Song Premiere: Johnny Ironsights "Fertile Reign of Juarez" by Melissa Clarke
Americana Highways brings you this premiere of Johnny Ironsights’ song “Fertile Reign Of Juarez” from his new album Murder Mountain out March 5th. All songs were written by Johnny Ironsights (ASCAP). The album was produced and engineered by Johnny Ironsights and recorded in his home studio in Phoenix, Arizona. “Fertile Reign Of Juarez” is Johnny Ironsights on vocals, guitar, bass, percussion, and organ; with Tommy Detamore on pedal steel. The pedal steel was recorded at Cherry Ridge Studi in Floresville, Texas. Analog mastering was engineered by Gavin Lurssen of Lurssen Mastering in Burbank, California. Photos are courtesy of CK Langdon.

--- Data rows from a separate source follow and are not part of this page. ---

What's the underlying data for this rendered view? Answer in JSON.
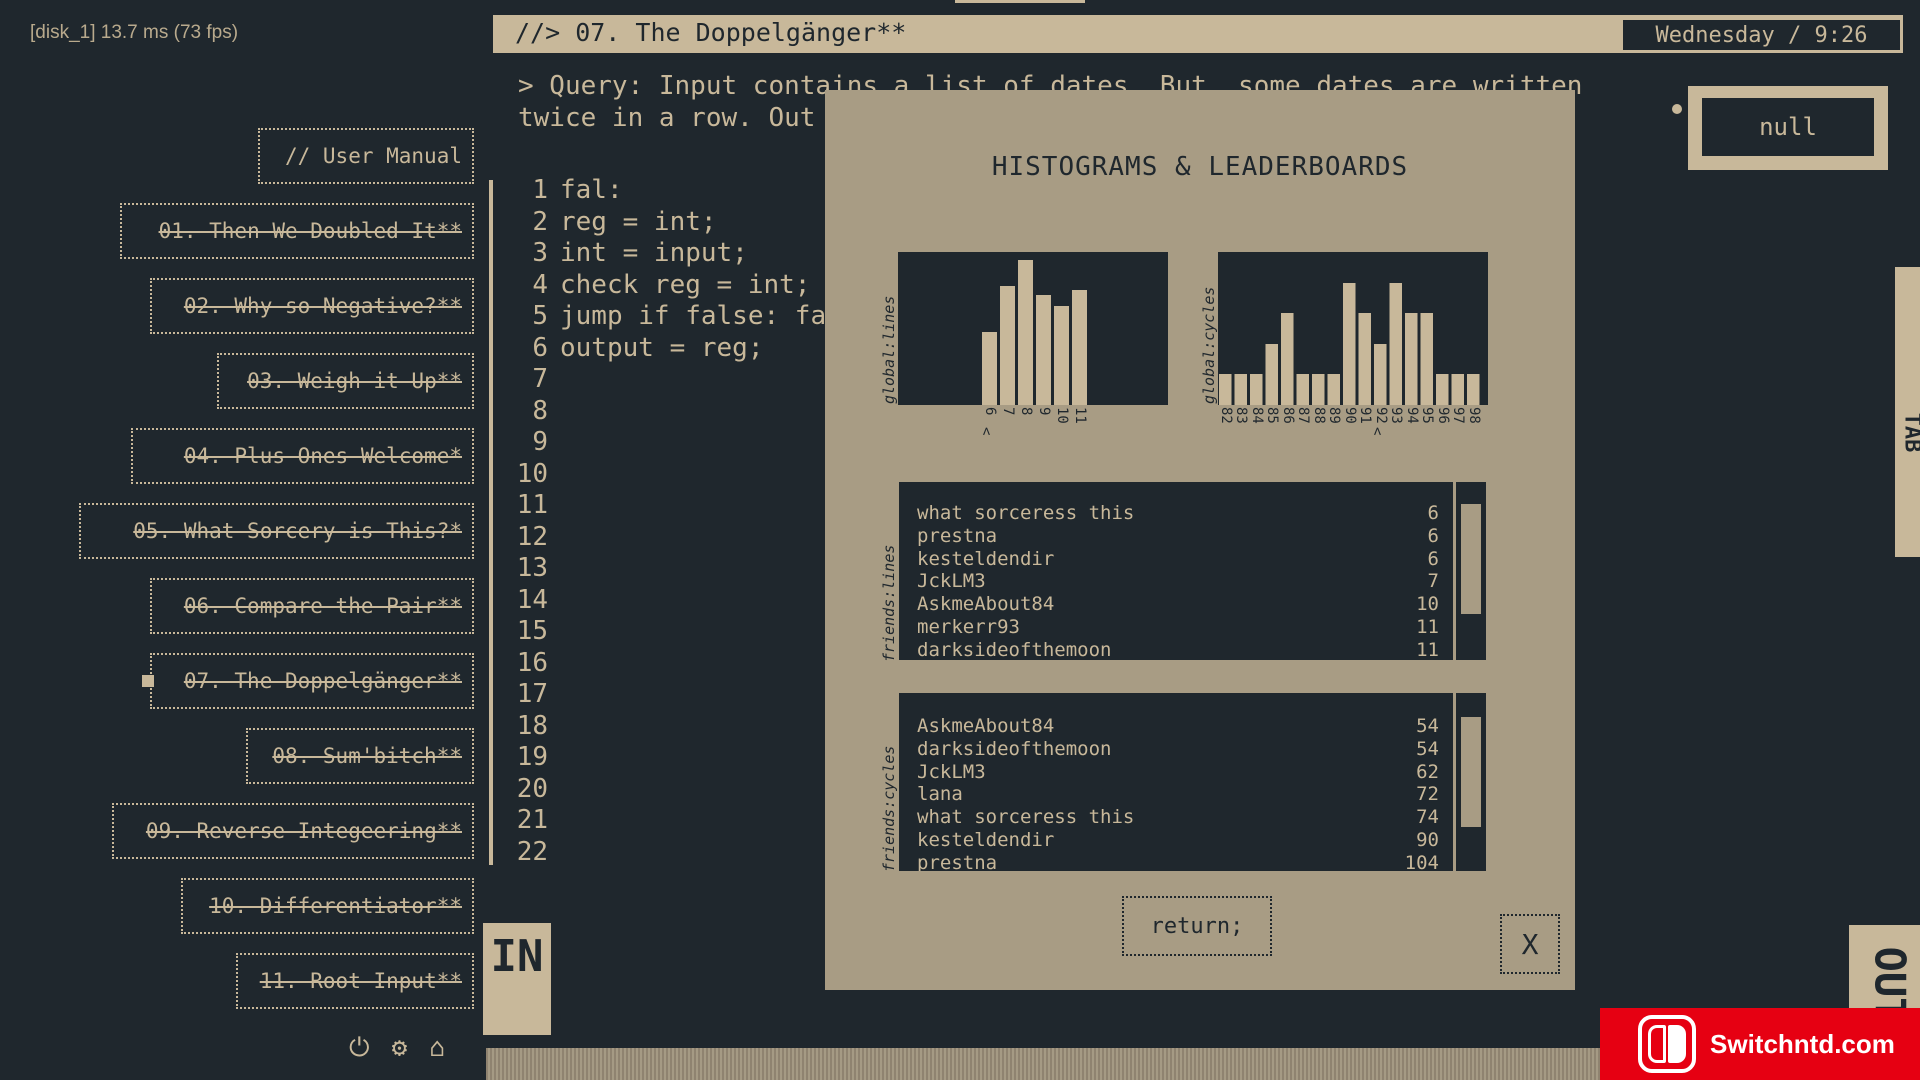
{
  "perf": "[disk_1] 13.7 ms (73 fps)",
  "menu": {
    "manual": "// User Manual",
    "levels": [
      "01. Then We Doubled It**",
      "02. Why so Negative?**",
      "03. Weigh it Up**",
      "04. Plus Ones Welcome*",
      "05. What Sorcery is This?*",
      "06. Compare the Pair**",
      "07. The Doppelgänger**",
      "08. Sum'bitch**",
      "09. Reverse Integeering**",
      "10. Differentiator**",
      "11. Root Input**"
    ],
    "current_index": 6,
    "icons": [
      "power-icon",
      "gear-icon",
      "home-icon"
    ]
  },
  "header": {
    "title": "//> 07. The Doppelgänger**",
    "datetime": "Wednesday / 9:26"
  },
  "query": "> Query: Input contains a list of dates. But, some dates are written\ntwice in a row. Out",
  "code": {
    "lines": [
      "fal:",
      "reg = int;",
      "int = input;",
      "check reg = int;",
      "jump if false: fa",
      "output = reg;",
      "",
      "",
      "",
      "",
      "",
      "",
      "",
      "",
      "",
      "",
      "",
      "",
      "",
      "",
      "",
      ""
    ]
  },
  "null_box": "null",
  "side_tab": "TAB",
  "io": {
    "in": "IN",
    "out": "OUT"
  },
  "modal": {
    "title": "HISTOGRAMS & LEADERBOARDS",
    "hist_lines_label": "global:lines",
    "hist_cycles_label": "global:cycles",
    "friends_lines_label": "friends:lines",
    "friends_cycles_label": "friends:cycles",
    "friends_lines": [
      {
        "name": "what sorceress this",
        "score": "6"
      },
      {
        "name": "prestna",
        "score": "6"
      },
      {
        "name": "kesteldendir",
        "score": "6"
      },
      {
        "name": "JckLM3",
        "score": "7"
      },
      {
        "name": "AskmeAbout84",
        "score": "10"
      },
      {
        "name": "merkerr93",
        "score": "11"
      },
      {
        "name": "darksideofthemoon",
        "score": "11"
      }
    ],
    "friends_cycles": [
      {
        "name": "AskmeAbout84",
        "score": "54"
      },
      {
        "name": "darksideofthemoon",
        "score": "54"
      },
      {
        "name": "JckLM3",
        "score": "62"
      },
      {
        "name": "lana",
        "score": "72"
      },
      {
        "name": "what sorceress this",
        "score": "74"
      },
      {
        "name": "kesteldendir",
        "score": "90"
      },
      {
        "name": "prestna",
        "score": "104"
      }
    ],
    "return_label": "return;",
    "close_label": "X"
  },
  "chart_data": [
    {
      "type": "bar",
      "ylabel": "global:lines",
      "categories": [
        "6",
        "7",
        "8",
        "9",
        "10",
        "11"
      ],
      "values": [
        48,
        78,
        95,
        72,
        65,
        75
      ],
      "marker": "6"
    },
    {
      "type": "bar",
      "ylabel": "global:cycles",
      "categories": [
        "82",
        "83",
        "84",
        "85",
        "86",
        "87",
        "88",
        "89",
        "90",
        "91",
        "92",
        "93",
        "94",
        "95",
        "96",
        "97",
        "98"
      ],
      "values": [
        20,
        20,
        20,
        40,
        60,
        20,
        20,
        20,
        80,
        60,
        40,
        80,
        60,
        60,
        20,
        20,
        20
      ],
      "marker": "92"
    }
  ],
  "watermark": "Switchntd.com",
  "colors": {
    "background": "#1f272d",
    "foreground": "#c8b89a",
    "modal": "#a89c84",
    "watermark": "#e60012"
  }
}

With the foreboding support of Western-style pedal steel, Johnny Ironsights tells classic Western tales of discrimination and defiance.

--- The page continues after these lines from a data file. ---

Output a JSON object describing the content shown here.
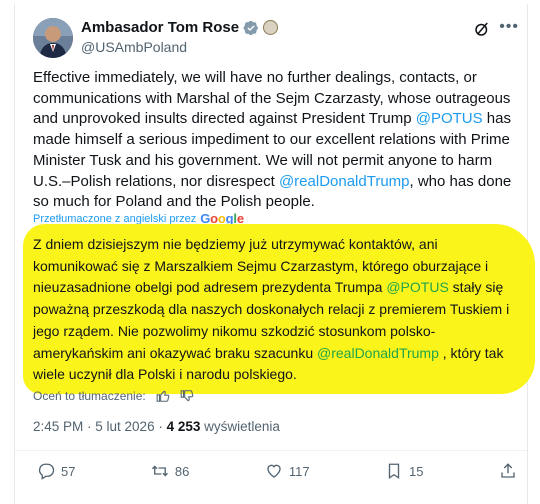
{
  "author": {
    "name": "Ambasador Tom Rose",
    "handle": "@USAmbPoland"
  },
  "icons": {
    "verified": "verified-badge-icon",
    "seal": "us-embassy-seal-icon",
    "grok": "grok-icon",
    "more": "more-options-icon"
  },
  "tweet": {
    "p1": "Effective immediately, we will have no further dealings, contacts, or communications with Marshal of the Sejm Czarzasty, whose outrageous and unprovoked insults directed  against President Trump ",
    "m1": "@POTUS",
    "p2": " has made himself a serious impediment to our excellent relations with Prime Minister Tusk and his government. We will not permit anyone to harm U.S.–Polish relations, nor disrespect ",
    "m2": "@realDonaldTrump",
    "p3": ", who has done so much for Poland and the Polish people."
  },
  "translation": {
    "label": "Przetłumaczone z angielski przez",
    "provider": "Google",
    "p1": "Z dniem dzisiejszym nie będziemy już utrzymywać kontaktów, ani komunikować się z Marszalkiem Sejmu Czarzastym, którego oburzające i nieuzasadnione obelgi pod adresem prezydenta Trumpa ",
    "m1": "@POTUS",
    "p2": " stały się poważną przeszkodą dla naszych doskonałych relacji z premierem Tuskiem i jego rządem. Nie pozwolimy nikomu szkodzić stosunkom polsko-amerykańskim ani okazywać braku szacunku ",
    "m2": "@realDonaldTrump",
    "p3": " , który tak wiele uczynił dla Polski i narodu polskiego.",
    "rate_label": "Oceń to tłumaczenie:"
  },
  "meta": {
    "time": "2:45 PM · 5 lut 2026 · ",
    "views_count": "4 253",
    "views_label": " wyświetlenia"
  },
  "actions": {
    "replies": "57",
    "reposts": "86",
    "likes": "117",
    "bookmarks": "15"
  },
  "colors": {
    "highlight": "#fbf41a",
    "link_blue": "#1d9bf0",
    "link_green": "#21a54a"
  }
}
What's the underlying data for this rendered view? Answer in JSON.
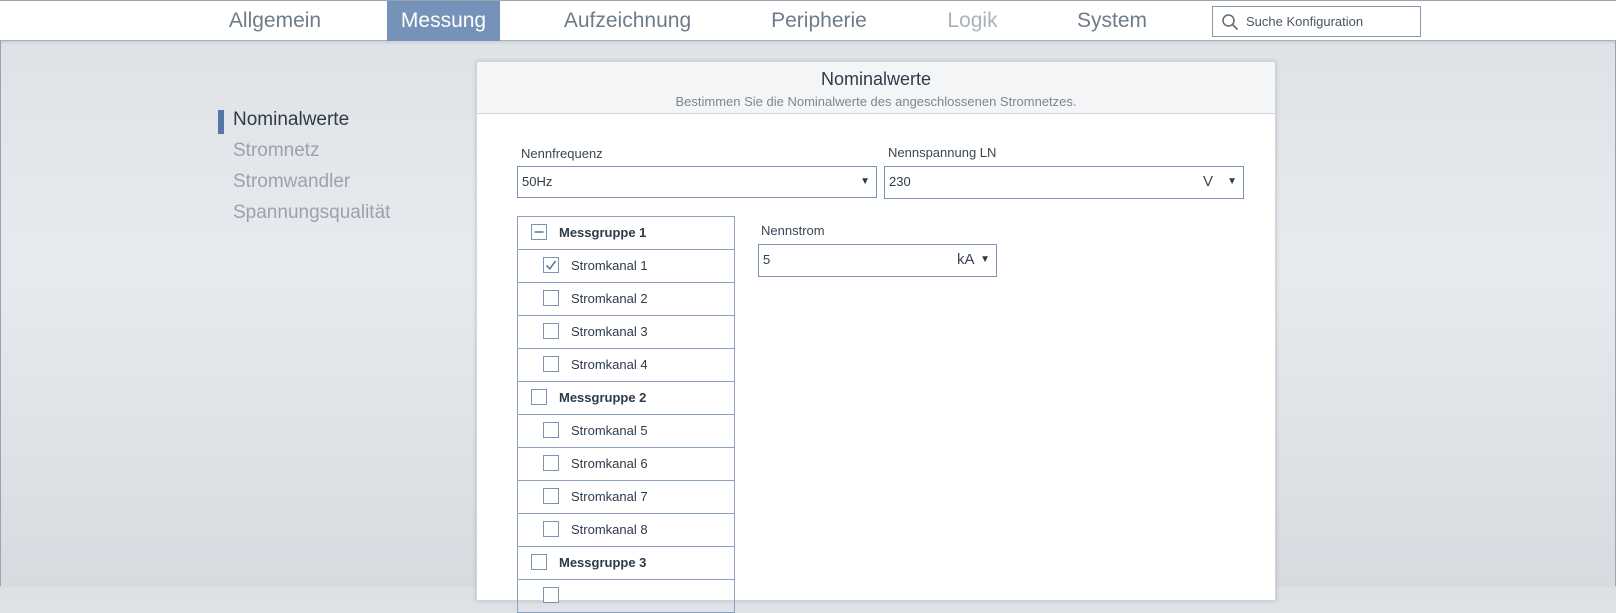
{
  "nav": {
    "tabs": [
      {
        "label": "Allgemein",
        "state": "normal"
      },
      {
        "label": "Messung",
        "state": "active"
      },
      {
        "label": "Aufzeichnung",
        "state": "normal"
      },
      {
        "label": "Peripherie",
        "state": "normal"
      },
      {
        "label": "Logik",
        "state": "disabled"
      },
      {
        "label": "System",
        "state": "normal"
      }
    ],
    "search": {
      "placeholder": "Suche Konfiguration",
      "value": ""
    }
  },
  "sidebar": {
    "items": [
      {
        "label": "Nominalwerte",
        "active": true
      },
      {
        "label": "Stromnetz",
        "active": false
      },
      {
        "label": "Stromwandler",
        "active": false
      },
      {
        "label": "Spannungsqualität",
        "active": false
      }
    ]
  },
  "panel": {
    "title": "Nominalwerte",
    "subtitle": "Bestimmen Sie die Nominalwerte des angeschlossenen Stromnetzes.",
    "nennfrequenz": {
      "label": "Nennfrequenz",
      "value": "50Hz"
    },
    "nennspannung": {
      "label": "Nennspannung LN",
      "value": "230",
      "unit": "V"
    },
    "nennstrom": {
      "label": "Nennstrom",
      "value": "5",
      "unit": "kA"
    }
  },
  "tree": {
    "rows": [
      {
        "type": "group",
        "label": "Messgruppe 1",
        "state": "indeterminate"
      },
      {
        "type": "channel",
        "label": "Stromkanal 1",
        "state": "checked"
      },
      {
        "type": "channel",
        "label": "Stromkanal 2",
        "state": "unchecked"
      },
      {
        "type": "channel",
        "label": "Stromkanal 3",
        "state": "unchecked"
      },
      {
        "type": "channel",
        "label": "Stromkanal 4",
        "state": "unchecked"
      },
      {
        "type": "group",
        "label": "Messgruppe 2",
        "state": "unchecked"
      },
      {
        "type": "channel",
        "label": "Stromkanal 5",
        "state": "unchecked"
      },
      {
        "type": "channel",
        "label": "Stromkanal 6",
        "state": "unchecked"
      },
      {
        "type": "channel",
        "label": "Stromkanal 7",
        "state": "unchecked"
      },
      {
        "type": "channel",
        "label": "Stromkanal 8",
        "state": "unchecked"
      },
      {
        "type": "group",
        "label": "Messgruppe 3",
        "state": "unchecked"
      },
      {
        "type": "channel",
        "label": "",
        "state": "unchecked"
      }
    ]
  },
  "colors": {
    "accent": "#7593b8",
    "marker": "#5478a6",
    "border": "#7a93b3"
  }
}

I wrote this song about my hometown of El Toro in Orange County, California that was renamed Lake Forest in 1991 by efforts of the wealthier white population. They named it after their housing track that was surrounded by a fake lake with newly planted trees. I wouldn’t call that a lake or a forest. Some didn’t want a name that was Spanish in origin, or associated with “The Bull,” and some wanted to attract a different demographic, despite the area being referred to as El Toro since the 1800s. I remember the anti-immigrant and anti-Mexican sentiment as a kid in my working class and diverse neighborhood along the I-5. “They killed El Toro and gave boon to the forest. Good fortunes gather at the border.” It will always be El Toro to me. — Johnny Ironsights
Tales of Criminality, Hopelessness and Memories, Translated into Verse

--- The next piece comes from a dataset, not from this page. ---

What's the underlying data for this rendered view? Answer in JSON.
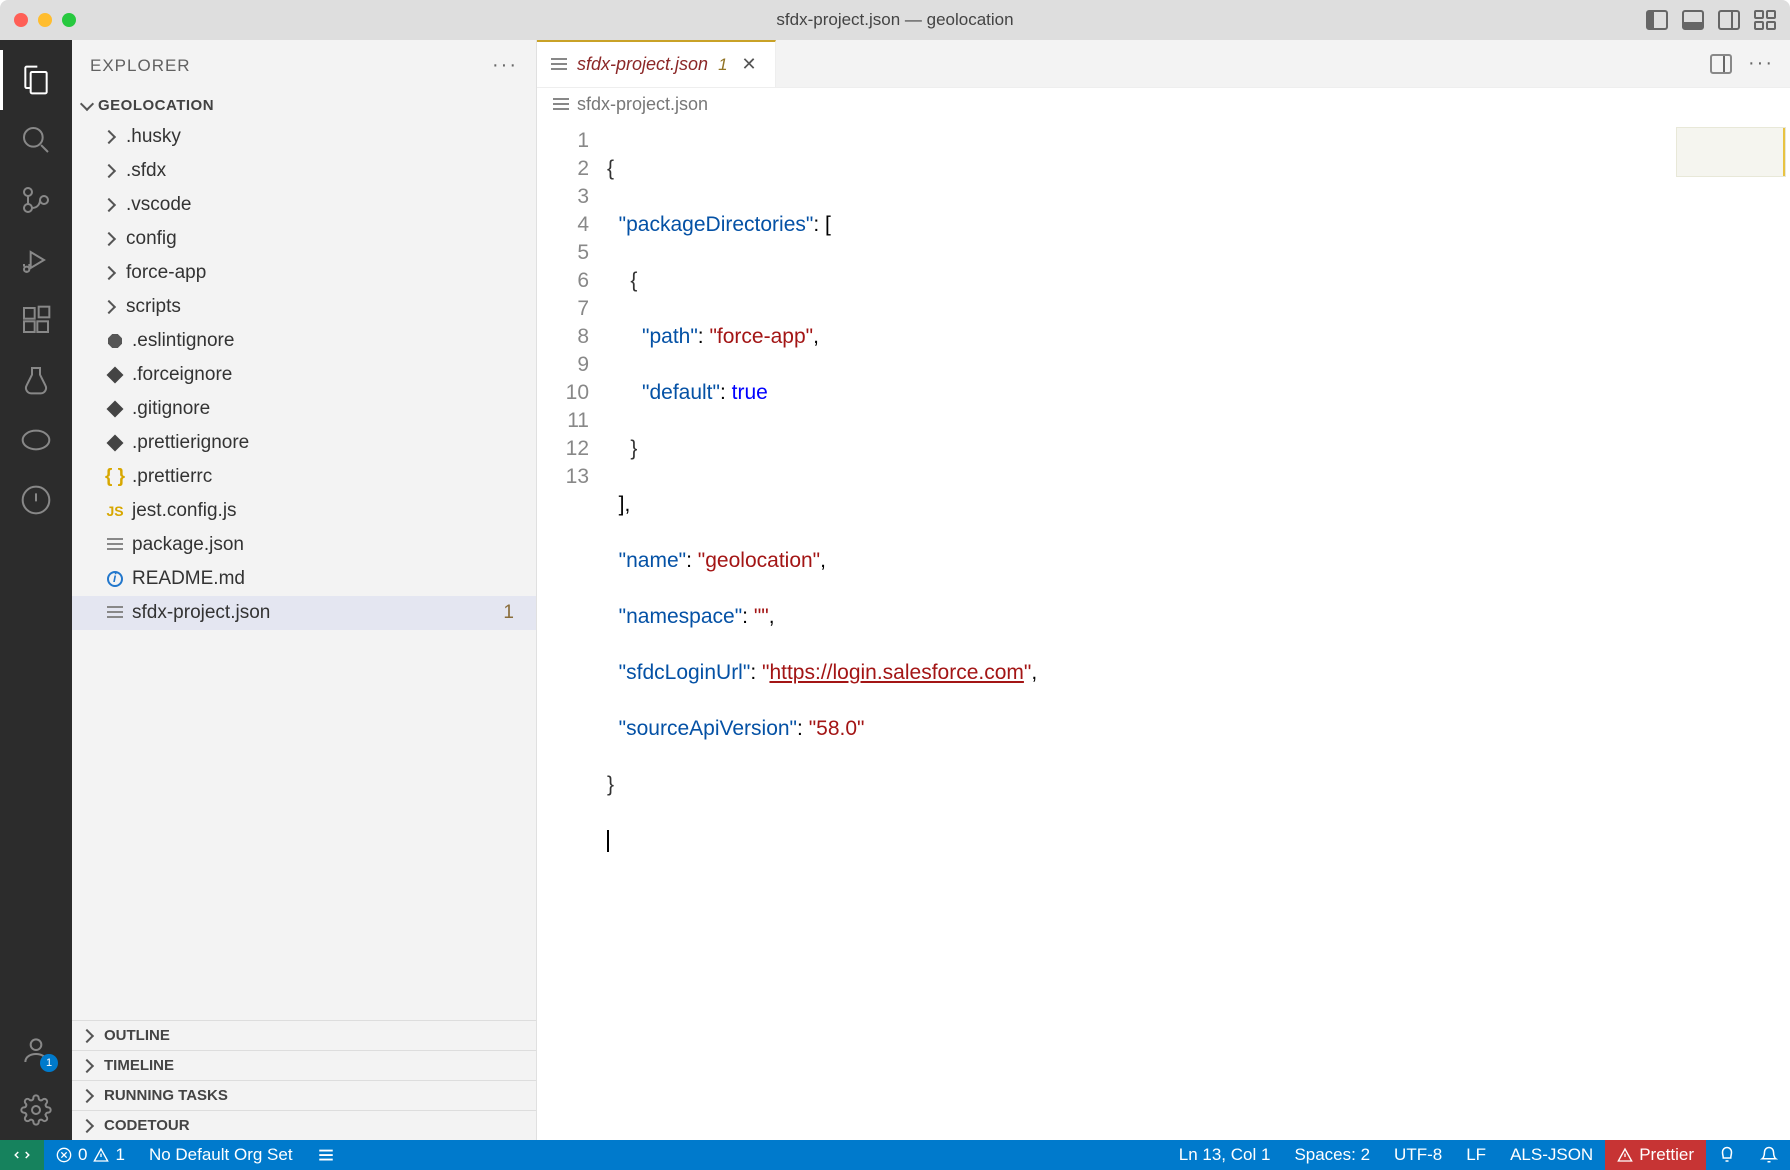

Recorded in his home studio in Phoenix, Arizona, during the 2020 Pandemic, Murder Mountain by Johnny Ironsights is an album of songs that burn like a fuse towards what you know is an inevitable destruction. Outlaw Country meets in your face Punk, tinged with an ash of slow burn Gothic-Americana. Less of a mash-up, more of a retooling. The title track, “Murder Mountain,” is a cinematic crime-infested story of isolationism and drugs. It would work wonderfully as a soundtrack to a film such as Winter’s Bone, and is perfect as the kick-off single for the album, yet my ears keep going back to “Three Nickels for a Pack of Smokes,” with it’s warm nostalgia and playful melody. “Before the Quake (Summer of ’95)” tells a tale of friendship, open mic nights, and teenage dreams. Nostalgia without the novelty. Ironsights’ voice, big and bellows-like, may be the closest Americana has to the rocker Meatloaf; a voice which envelops the songs, strengthening them, enriching them. Ironsights has big ideas and isn’t afraid to chase them in a song. True tales of criminality, hopelessness, memories, translated into verse. Fearlessness is one of the best tools a songwriter can have, and Ironsights knows it. In the closing song, “When I’m Gone, When I’m Dead” Ironsights exclaims “Like birds trying to fly with broken feathers,” and I wonder: Is he wishing or invoking? Drama is no stranger to popular music, as death has long been a part of folk music. Ironsights is doing an admirable job of keeping up the tradition. If I have any complaints about Murder Mountain it would be that Ironsights’ punchy vocals can get a little tiresome, and as much as I love a good pedal steel, it could use a rest on a few of these tunes (a bit meandering – ‘less is more’?) Yet Ironsights does have a way with words and storytelling that causes many of these songs to rise way past any perceived musical faults.
Review? The legendary Roy Peak Released March 5th 2021
JOHNNY IRONSIGHTS/Murder Mountain: Can a former Fulbright scholar shave his head and credibly peruse a career as a country Goth punk that belts it out in an earnest voice and sings about the underside of America that lurks behind the curtains and under the surface? Seems like it. With lots of reverb guitar and lyrics that cut to the quick quickly, Ironsights rules as king of an underground of his own making that draws you in like a Tarantino movie. Wild stuff that takes you on a well guided tour of the modern take on the wild side of life.